Read the full review.You might also want to read my review of WordPress and the Hosting services and free software introduction to the series.

Agile Web Development with Rails

My review of Agile Web Development with Rails (by Dave Thomas and David Heinemeier Hansson with Leon Breedt, Mike Clark, Thomas Fuchs, and Andreas Schwarz) has just made it to the the front page of Free Software Magazine. It’s an excellent guide to programming Ruby and Rails and if you want to do any kind of web development and are tiring of the tradtional web programming environments. The full review is readale on line.

Hosting Services and free software

I’ve started a new series, through the Free Software Magazine newsletter, on the use of open source technology by hosting services, including the ready-to-run applications such as WordPress, phpBB and Gallery. The aim is to look at these individual products and how they can provide a quick and easy solution to building your websites, communities and brand. The first in the series, an overview of FOSS technology in hosting services, can be read here. You can also subscribe and get the newsletters sent to you automatically. Subscription is free once you’ve filled in a form

Randal Schwartz’s Perls of Wisdom

If you don’t associate Randal Schwartz with Perl then you obviously don’t know how much of an influence Randal has been in spreading the Perl gospel. Randal has been talking about Perl for years, writing articles and contributing to books like the ‘Camel’ (Programming Perl, from O’Reilly). He’s also contributed to the built-in documentation and has worked with the internals of Perl and built various modules and examples. In short, when it comes to Perl, there’s little that Randal either isn’t aware of, or hasn’t already written about. Hia book, Perls of Wisdom, is a collection of the articles that he’s written over the years that look at specific problems or issues that users have asked him to solve with Perl. Mostly, these are reprints of the original article, but sometimes they have been updated. In all cases you get more than just the scrip that solves the problem, you also get the theory behind it, detailed information on the problem and issues being addressed, and some potential ways to extend it. For more details, read the full review of the book at Free Software Magazine.

Degunking Linux

It may seem like this is all I’ve been doing for the past few months, but I have yet another book review that has made it on to the ‘free’ area of Free Software Magazine. This time it is Degunking Linux by Roderick W Smith. At its heart, this book is about trying to get the best performance – from CPU speed, to application performance and even disk space – out of your machine by doing some regular maintenance. This includes removing old applications, keeping your system up to date, flushing out the old caches and keeping your system spick and span. This book has a rather interesting layout, in that it not only covers the mechanicss, but also provides multi-step programs for what to do on your machine when you have a few spare minutes right up to days to spend spring cleaning your machine. If you use Linux regularly on your server or desktop, this book is well worth a read.
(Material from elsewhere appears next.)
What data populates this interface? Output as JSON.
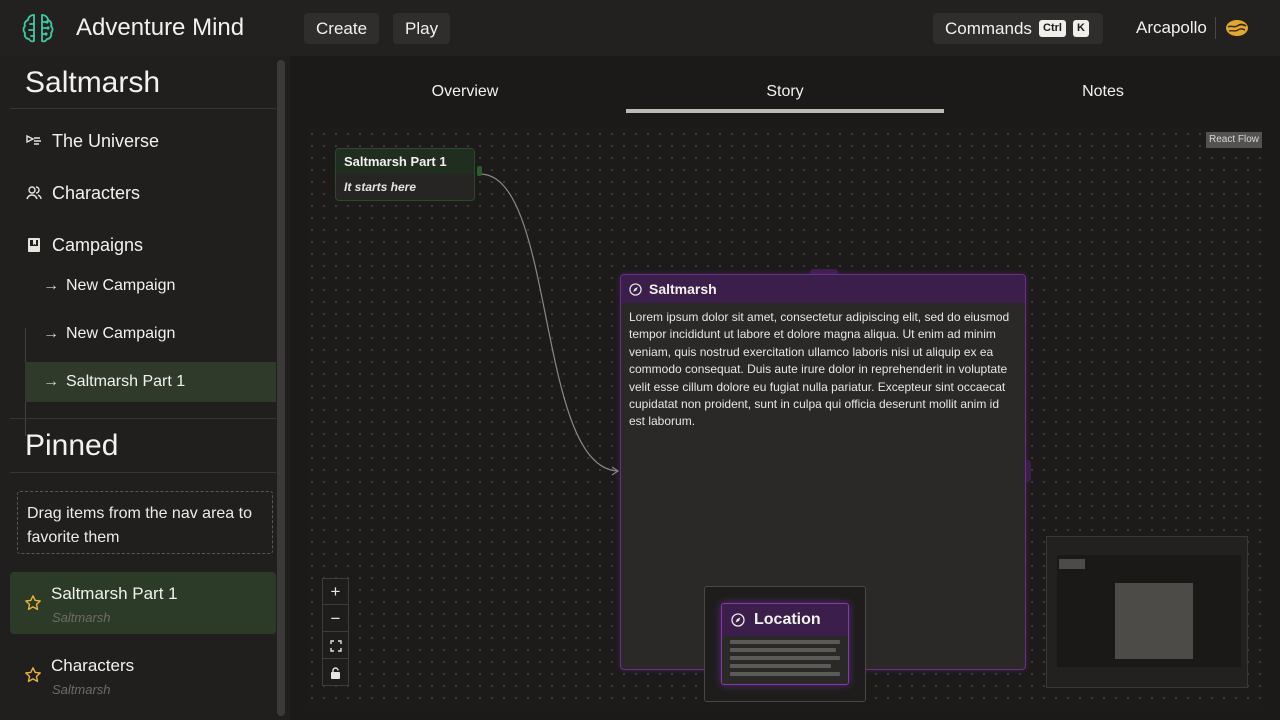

Linux Server Security

Frequently you will hear about how secure Linux is as an operating system. Although a lot of the security of the OS comes from the many eyes examining the code and the strong developer spirit that means software is frequently updated and improved, it doesn’t automatically mean that Linux is automatically secure out of the box. You still need to ensure some good basic security practices and principles. If you are securing specific applications and services then there are still steps to follow, other software to install and some tricks and traps for the unware. All of this is covered in detail in Linux Server Security, by Michael D Bauer. A review of the book that I did for Free Software Magazine has just reached the Free Software Magazine website.